Yes, I think that's right. And I was talking to a cabinet minister the other day, and he said, look, the point is every time we reach a crunch moment, every time these issues come to the front, the facts trump the ideology. And that what we are seeing is the government facing up to each issue and recognising that the choices are between economic immolation or some kind of compromise.
And I think that Mrs May is ready to have Britain at least semi-permanently in the customs union. And if she can get a single market for goods, yes, I think they'll go for it.
But some people are not at all happy with this prospect. For example, Boris Johnson, the itinerant foreign secretary.
Yes. Boris Johnson, he's in Kabul today. He is apparently, over the weekend, it was reported that he had been overheard at a private reception being confronted with Airbus' comments about jobs and had replied in fairly Saxon terms about business.
This is a family programme.
Yes, in fairly Saxon terms. It's quite remarkable. This is the foreign secretary, after all, and from the party of business, supposedly, saying, essentially, business can get stuffed. We don't care what you think. We're doing this. This is for the good of the nation. And I think -
Is this economic illiteracy or political ambition?
I think that it is a refusal to let - it's the opposite of what Theresa May says, a refusal to let the facts get in the way of your ideology. It's ambition. It's also a sense that economics mustn't trump destiny. But there is a sort of - it's like an explosion of a spoiled child whenever confronted with something it doesn't want to see. And I think that the Brexiters is beginning to squeal quite a lot publicly at the moment, and I think they sense that things are running away from them.
So final question - how is this going to be resolved and when?
Well. I think Theresa May's general strategy is to keep pushing this further and further back. She has used, in a way, her own weakness as a methodology to get what she wants. We've always feared that the Europeans would run the clock on Britain in the negotiations.
I think Theresa May is running the clock on her own party. By letting this deal go backwards and backwards, she's going to confront parliament with a deal that they'll either have to take or face the cliff edge.

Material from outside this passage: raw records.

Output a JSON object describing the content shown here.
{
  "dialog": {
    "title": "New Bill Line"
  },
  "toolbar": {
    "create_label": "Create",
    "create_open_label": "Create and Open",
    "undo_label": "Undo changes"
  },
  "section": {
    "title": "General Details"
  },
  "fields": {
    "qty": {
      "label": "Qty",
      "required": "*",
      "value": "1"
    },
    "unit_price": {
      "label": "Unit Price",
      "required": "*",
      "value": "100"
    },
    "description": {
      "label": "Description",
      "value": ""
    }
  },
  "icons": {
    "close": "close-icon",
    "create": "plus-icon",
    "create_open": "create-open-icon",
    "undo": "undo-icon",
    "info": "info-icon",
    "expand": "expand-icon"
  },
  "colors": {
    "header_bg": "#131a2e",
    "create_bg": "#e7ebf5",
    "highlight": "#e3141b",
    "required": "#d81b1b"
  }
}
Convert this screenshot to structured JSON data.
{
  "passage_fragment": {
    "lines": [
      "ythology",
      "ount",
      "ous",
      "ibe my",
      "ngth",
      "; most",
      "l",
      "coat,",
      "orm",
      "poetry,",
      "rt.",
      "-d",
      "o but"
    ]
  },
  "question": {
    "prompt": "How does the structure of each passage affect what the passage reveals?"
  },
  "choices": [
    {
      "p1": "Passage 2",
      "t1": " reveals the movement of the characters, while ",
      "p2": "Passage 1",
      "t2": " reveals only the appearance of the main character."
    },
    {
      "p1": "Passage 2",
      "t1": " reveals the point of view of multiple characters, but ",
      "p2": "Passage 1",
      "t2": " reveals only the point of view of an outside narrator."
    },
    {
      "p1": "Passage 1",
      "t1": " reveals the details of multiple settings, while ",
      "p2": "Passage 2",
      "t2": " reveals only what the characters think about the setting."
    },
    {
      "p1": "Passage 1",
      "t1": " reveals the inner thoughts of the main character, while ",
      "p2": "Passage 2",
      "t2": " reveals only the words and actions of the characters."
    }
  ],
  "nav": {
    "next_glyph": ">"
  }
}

I think that's her strategy and I think we should assume that she is going to come up with something which is at least tolerable for business, if not ideal.
And, of course, if England win the World Cup, we'll all be happy in this country.
Well that'll be the real Brexit dividend, won't it?
Robert Shrimsley, thank you so much.